The Institute will consider the following research questions, among others: (a) How do matters of scale fundamentally shape understandings of climate change and its effects at specific times and places? (b) How can we build “scale literacy” to identify the sources and attributes of climate injustice? (c) What new narratives, activist frameworks, and planning strategies might promote collective action to mitigate climate change, more evenly distribute the impacts of climate disruption, and work towards climate justice?
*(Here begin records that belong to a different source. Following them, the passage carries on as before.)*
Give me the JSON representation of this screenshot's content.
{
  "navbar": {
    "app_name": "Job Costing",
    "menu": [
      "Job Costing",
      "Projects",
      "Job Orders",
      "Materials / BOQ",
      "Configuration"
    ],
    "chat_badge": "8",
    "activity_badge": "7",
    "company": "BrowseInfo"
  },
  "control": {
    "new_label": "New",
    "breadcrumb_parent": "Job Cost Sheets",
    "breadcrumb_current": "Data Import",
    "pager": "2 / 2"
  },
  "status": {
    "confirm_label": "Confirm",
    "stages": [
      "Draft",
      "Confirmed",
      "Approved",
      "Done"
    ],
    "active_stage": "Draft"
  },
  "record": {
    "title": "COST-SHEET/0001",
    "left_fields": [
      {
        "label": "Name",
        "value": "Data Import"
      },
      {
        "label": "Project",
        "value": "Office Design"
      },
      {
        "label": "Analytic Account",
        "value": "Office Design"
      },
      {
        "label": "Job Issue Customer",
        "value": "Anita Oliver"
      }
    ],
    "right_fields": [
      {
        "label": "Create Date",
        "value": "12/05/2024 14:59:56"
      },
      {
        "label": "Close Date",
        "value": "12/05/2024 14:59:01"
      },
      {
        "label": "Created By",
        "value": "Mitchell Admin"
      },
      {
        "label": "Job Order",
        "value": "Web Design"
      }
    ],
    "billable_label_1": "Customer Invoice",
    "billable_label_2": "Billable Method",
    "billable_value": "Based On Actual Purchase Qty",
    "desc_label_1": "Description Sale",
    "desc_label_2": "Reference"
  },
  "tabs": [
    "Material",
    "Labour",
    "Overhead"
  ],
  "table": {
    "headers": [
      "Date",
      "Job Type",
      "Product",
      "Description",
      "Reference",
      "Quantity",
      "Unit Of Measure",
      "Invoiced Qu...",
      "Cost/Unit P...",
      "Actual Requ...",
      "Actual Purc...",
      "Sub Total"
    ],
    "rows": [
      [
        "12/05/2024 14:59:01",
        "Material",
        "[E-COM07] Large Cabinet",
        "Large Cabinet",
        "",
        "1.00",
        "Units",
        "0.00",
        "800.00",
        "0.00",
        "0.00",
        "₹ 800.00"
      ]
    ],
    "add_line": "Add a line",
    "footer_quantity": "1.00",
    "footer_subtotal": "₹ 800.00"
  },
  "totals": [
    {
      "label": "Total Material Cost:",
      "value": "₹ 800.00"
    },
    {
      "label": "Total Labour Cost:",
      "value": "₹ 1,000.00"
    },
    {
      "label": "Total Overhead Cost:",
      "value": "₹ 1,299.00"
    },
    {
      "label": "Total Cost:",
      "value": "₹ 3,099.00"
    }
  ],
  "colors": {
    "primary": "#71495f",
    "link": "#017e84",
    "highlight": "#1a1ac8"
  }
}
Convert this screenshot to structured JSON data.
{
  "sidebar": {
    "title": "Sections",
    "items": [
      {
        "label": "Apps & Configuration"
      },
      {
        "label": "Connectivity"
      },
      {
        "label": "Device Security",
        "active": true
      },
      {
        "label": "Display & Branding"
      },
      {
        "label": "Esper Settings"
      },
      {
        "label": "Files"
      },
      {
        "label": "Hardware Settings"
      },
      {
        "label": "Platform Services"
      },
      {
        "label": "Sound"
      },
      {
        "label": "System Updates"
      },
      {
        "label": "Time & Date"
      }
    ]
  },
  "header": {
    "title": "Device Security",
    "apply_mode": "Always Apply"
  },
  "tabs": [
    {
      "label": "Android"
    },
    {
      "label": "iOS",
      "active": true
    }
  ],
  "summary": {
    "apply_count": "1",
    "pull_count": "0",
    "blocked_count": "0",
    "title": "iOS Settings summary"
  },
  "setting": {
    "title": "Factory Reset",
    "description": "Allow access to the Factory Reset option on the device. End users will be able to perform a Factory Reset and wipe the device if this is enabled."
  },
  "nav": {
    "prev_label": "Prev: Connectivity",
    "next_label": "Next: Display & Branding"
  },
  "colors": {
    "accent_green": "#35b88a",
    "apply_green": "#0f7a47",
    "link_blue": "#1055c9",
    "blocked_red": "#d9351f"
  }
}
The Institute will also advance ongoing work of humanities faculty at UP and ASU who are researching ways to increase food sovereignty and ensure climate justice in two distinct regions in the global south and global north, respectively. In Arizona, their research focus includes cultivating “famine foods,” harvesting desert plants, and reintroducing regenerative farming practices known as “O’odham Himdag,” or the “Desert People’s Way.”
During the 2020-21 and 2021-22 academic years, the Centre for the Advancement of Scholarship will recruit and host postdoctoral fellows, whose research focus will be on the Environmental Humanities, and the Centre’s signature project— “The Poetics and Politics of Extraction and the Environment”. This research focus will be connected to the “Climate Justice and Problems of Scale” project through research themes that will include but not be limited to, colonial modernity, food systems and the environment; extractivism, disease ecologies and climate change, and climate justice and environmental movements. In addition, the Centre will host academic seminars and co-ordinate the development and authoring of publications as part of its broader aim to advance scholarship. In 2021, the Centre is planning to host the Global Humanities Institutes colloquium on “Climate Justice and the Problem of Scale”. Staff members involved in the project include Dr Rory Du Plessis (Senior Lecturer in the Department of Visual Arts) and Dr Tafadzwa Mushonga (postdoctoral fellow at the Centre for the Advancement of Scholarship).
Preceding the Global Humanities Institute, representatives from the six partner institutions will hold a virtual global planning meeting to discuss the agenda for the Institute and collaborative activities that will be held on the partner institution’s campuses. In the months following the GHI, members of the planning group will reconvene at the University of Sydney to discuss outcomes and possible publications.
Professor James Ogude
Director of the Centre for the Advancement of Scholarship
University of Pretoria
(012) 420 4093